▸ **EXERCISE DETAILS**: Given the records below, pull every line with the word "itheima" into the answer.
MATERIAL FOR THIS EXERCISE START
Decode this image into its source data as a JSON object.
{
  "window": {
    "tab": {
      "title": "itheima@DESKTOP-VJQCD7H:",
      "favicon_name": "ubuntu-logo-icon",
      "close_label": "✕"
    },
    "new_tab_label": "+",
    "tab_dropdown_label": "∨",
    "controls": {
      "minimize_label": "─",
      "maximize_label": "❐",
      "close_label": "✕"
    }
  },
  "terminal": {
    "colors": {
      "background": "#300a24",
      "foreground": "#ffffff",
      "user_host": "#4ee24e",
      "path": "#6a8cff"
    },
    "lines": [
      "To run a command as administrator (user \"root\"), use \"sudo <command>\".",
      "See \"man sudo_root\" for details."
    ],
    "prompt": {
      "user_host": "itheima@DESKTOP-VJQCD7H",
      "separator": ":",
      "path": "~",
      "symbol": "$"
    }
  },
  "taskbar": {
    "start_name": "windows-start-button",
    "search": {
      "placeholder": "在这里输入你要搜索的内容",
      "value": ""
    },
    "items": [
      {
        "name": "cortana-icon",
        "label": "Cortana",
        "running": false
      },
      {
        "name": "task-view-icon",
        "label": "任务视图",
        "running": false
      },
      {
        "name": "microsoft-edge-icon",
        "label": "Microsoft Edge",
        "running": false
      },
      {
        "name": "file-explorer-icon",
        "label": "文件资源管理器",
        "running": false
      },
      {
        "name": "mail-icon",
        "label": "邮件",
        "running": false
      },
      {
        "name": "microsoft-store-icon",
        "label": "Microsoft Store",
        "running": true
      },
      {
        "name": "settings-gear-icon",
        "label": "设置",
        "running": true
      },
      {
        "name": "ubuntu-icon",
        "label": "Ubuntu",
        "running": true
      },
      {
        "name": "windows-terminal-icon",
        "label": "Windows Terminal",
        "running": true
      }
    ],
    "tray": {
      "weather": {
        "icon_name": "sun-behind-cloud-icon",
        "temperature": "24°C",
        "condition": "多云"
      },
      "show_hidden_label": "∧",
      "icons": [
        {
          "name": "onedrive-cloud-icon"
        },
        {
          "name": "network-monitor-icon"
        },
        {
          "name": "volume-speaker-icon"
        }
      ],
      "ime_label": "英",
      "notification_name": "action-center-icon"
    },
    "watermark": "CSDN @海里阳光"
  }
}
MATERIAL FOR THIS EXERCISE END
▸ **EXERCISE OUTPUT**:
      "title": "itheima@DESKTOP-VJQCD7H:",
      "user_host": "itheima@DESKTOP-VJQCD7H",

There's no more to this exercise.